But how did Arcimboldus’ seal of Nidaros end up under a church floor in Alstahaug?

Unofficial priest’s wife

On the underside of the case that held the seal stamp found in Alstahaug were three holes and the remnants of a string. The string had been threaded through the holes for attaching the case to the indulgences letter. Photo: Per E. Fredriksen, NTNU University Museum

On the underside of the case that held the seal stamp found in Alstahaug were three holes and the remnants of a string. The string had been threaded through the holes for attaching the case to the indulgences letter. Photo: Per E. Fredriksen, NTNU University Museum

At this time Alstahaug parish was a canon debt. That meant that the priest served at Nidaros Cathedral, and was obliged to do priestly work in Alstahaug, the vocational calling that provided his income.

“I assume he bought the letter of indulgence when he worked in Nidaros Cathedral,” said Berglund.

Women priests were unthinkable in the Middle Ages, and priests were also not allowed to marry. So it is strange that the unknown woman under the church floor had a letter of indulgence. But Berglund has a theory.

“We don’t know who she was, but we do know that individuals who were buried under the church floor were of higher rank. Since priests couldn’t marry, she wasn’t an official vicar’s wife. I think she was a woman who had sinned with the priest,” she says.

In the Iron Age and Viking times, it was common for the dead to be buried with objects by their side. This was not the case in the Christian era, with the exception of religious symbols.

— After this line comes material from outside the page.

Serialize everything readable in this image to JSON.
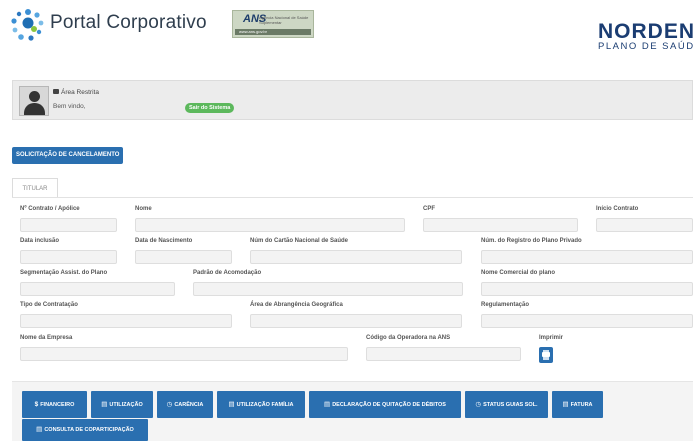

“I think the priest gave the letter of indulgence to her so that her time in purgatory would be shorter,” says Berglund.